Love, Justice, and Climate Change
Only a few years ago, one of the biggest obstacles to climate action was denial. Now, I think, one of the biggest obstacles to individuals engaging in climate action is discouragement. Some, perhaps many, people who never would have engaged in climate denial, are allowing discouragement to stop them from taking meaningful action to address the climate crisis. Discouragement can slow any of us down.
I don’t know a lot of Spanish, but I learned that the Spanish word for discouraged is “desanimado”–literally “not animated.” In the middle of an emergency such as the climate emergency, we need to be animated (“lively, energized, full of life”).
We don’t know how things will turn out with the climate crisis. We can be sure that climate change is going to get worse. There is already a lot of suffering and damage and there will be more. But we human beings are a remarkably resilient, inventive, determined species. Large number of us around the world are taking action in myriad ways to enable humans and other species to survive and thrive on this planet. We may yet pull it off.
“Faster Than You Think”
The New York Times recently published an article titled “The Clean Energy Future is Arriving Faster Than You Think.” In Tulsa, Oklahoma, once known as the “Oil Capital of the World,” their reporter found workers on assembly lines in a large factory turning out electric school buses. Solar panels are sprouting on rooftops throughout the city. The second largest wind farm in the country is providing power as drivers charge up their Teslas and Ford F-150 Lightnings on charging stations also made in Tulsa. A $1 billion solar panel factory is being built on the banks of the Arkansas River. The former mayor, a Republican who was an oil and gas executive, is recruiting more clean energy companies to come to the region.

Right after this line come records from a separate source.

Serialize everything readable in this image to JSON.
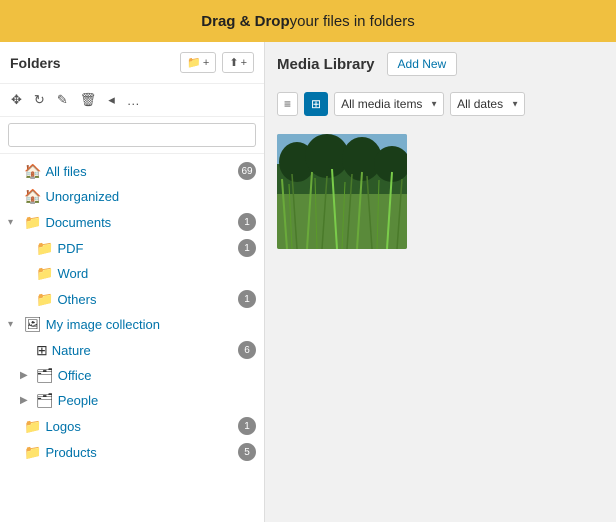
{
  "banner": {
    "bold": "Drag & Drop",
    "rest": " your files in folders"
  },
  "left": {
    "folders_label": "Folders",
    "new_folder_label": "+",
    "upload_label": "+",
    "toolbar": {
      "move": "✥",
      "refresh": "↻",
      "edit": "✎",
      "delete": "🗑",
      "more1": "◂",
      "more2": "…"
    },
    "search_placeholder": "",
    "tree": [
      {
        "id": "all-files",
        "level": 0,
        "icon": "🏠",
        "label": "All files",
        "badge": "69",
        "chevron": ""
      },
      {
        "id": "unorganized",
        "level": 0,
        "icon": "🏠",
        "label": "Unorganized",
        "badge": "",
        "chevron": ""
      },
      {
        "id": "documents",
        "level": 0,
        "icon": "📁",
        "label": "Documents",
        "badge": "1",
        "chevron": "▾",
        "expanded": true
      },
      {
        "id": "pdf",
        "level": 1,
        "icon": "📁",
        "label": "PDF",
        "badge": "1",
        "chevron": ""
      },
      {
        "id": "word",
        "level": 1,
        "icon": "📁",
        "label": "Word",
        "badge": "",
        "chevron": ""
      },
      {
        "id": "others",
        "level": 1,
        "icon": "📁",
        "label": "Others",
        "badge": "1",
        "chevron": ""
      },
      {
        "id": "my-image-collection",
        "level": 0,
        "icon": "🖼",
        "label": "My image collection",
        "badge": "",
        "chevron": "▾",
        "expanded": true
      },
      {
        "id": "nature",
        "level": 1,
        "icon": "⊞",
        "label": "Nature",
        "badge": "6",
        "chevron": ""
      },
      {
        "id": "office",
        "level": 1,
        "icon": "🖿",
        "label": "Office",
        "badge": "",
        "chevron": "▶"
      },
      {
        "id": "people",
        "level": 1,
        "icon": "🖿",
        "label": "People",
        "badge": "",
        "chevron": "▶"
      },
      {
        "id": "logos",
        "level": 0,
        "icon": "📁",
        "label": "Logos",
        "badge": "1",
        "chevron": ""
      },
      {
        "id": "products",
        "level": 0,
        "icon": "📁",
        "label": "Products",
        "badge": "5",
        "chevron": ""
      }
    ]
  },
  "right": {
    "title": "Media Library",
    "add_new": "Add New",
    "filter_type": "All media items",
    "filter_date": "All dates",
    "view_list_icon": "≡",
    "view_grid_icon": "⊞",
    "media_items": [
      {
        "id": "grass",
        "type": "image",
        "alt": "Grass field"
      }
    ]
  }
}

It’s not just Tulsa. Houston, long dominated by oil and gas companies, is now home to over 130 solar and wind related companies. Every municipal building in Houston is powered by 100% renewable electricity. In Arkansas, the state’s largest solar farm is being designed to power a U.S. Steel factory that is spending $3 billion to upgrade and use electric furnaces to reduce their greenhouse gas emissions by 80%. Nationwide, roughly two-thirds of new investment in clean energy is occurring in Republican controlled states–a triumph of economics over politics.
Double, Then Double Again
Since 2009, the cost of solar power has gone down 83%; wind power costs half what it did then; and the price of lithium-ion battery cells is 97% lower than three decades ago. Multiple studies project that the U.S. will nearly double it’s generation of solar and wind power by 2025, then double it again in 5 years, resulting in roughly half of all our electricity being from solar or wind by 2030. When existing hydro and nuclear power are added in, by 2030 we could have 73% of the nation’s electric power generated without fossil fuels.
The Inflation Reduction Act is playing a significant role in accelerating both the greening of the grid and greater electrification of everything from the cars we drive to how we heat and cool our homes and places of business. When it was passed it was estimated that it would provide $390 billion in incentives for transitioning to renewable energy. However, there is no cap on the amount the bill can provide; that was just an estimate of how much consumers and manufacturers would take advantage of the new incentives. They are proving wildly popular and current estimates predict IRA programs will pay out over $1 trillion in incentives over the next decade.
When combined with the $1 trillion infrastructure act and the CHIPS Act which is providing billions for semiconductors, including those needed for electric vehicles, we are seeing an historic positive government impact on the economy and on the transition toward a carbon-free energy system.
The transition is accelerating in many parts of the world. “We look at energy data on a daily basis, and it’s astonishing what’s happening,” said Fatih Birol, the executive director of the International Energy Agency (IEA). “Clean energy is moving faster than many people think, and it’s become turbocharged lately.” Globally renewables are expected to produce more electricity than coal by 2025. Overall the IEA expects $1.7 trillion to be invested in renewables this year, far surpassing previous records.
On the not-so-bright side, the IEA also expects over $1 trillion to be invested in fossil fuels this year. While the growth in carbon emissions is slowing worldwide, emissions are still at record high levels. As exciting as the acceleration in the transition to renewable energy is, it’s still not on pace to get to zero emissions by 2050, either globally or in the U.S.
At the Paris climate conference in 2015, the U.S. committed to get to a 50% reduction in our carbon pollution by 2030. Current policies, while they are speeding things up, will only get us to about a 40% reduction. Additional action will be needed. We have good incentives in place, but we have virtually no limits on the extraction, sale, and export of coal, oil, and gas. We will need new regulations, and ideally, new legislation to curb the fossil fuel industry, if we are to reach our targets.
So Let Us Be Animated
Let us be energized. Let us be pleased and encouraged by the acceleration in the transition to a carbon-free energy system. And let us know that there is work ahead that will require all of us to take further actions ourselves and demand that our governments and industries do the same.
Russ Vernon-Jones was principal of Fort River School 1990-2008 and is currently a member of the Steering Committee of Climate Action Now-Western Massachusetts. He blogs regularly on climate justice at www.russvernonjones.org.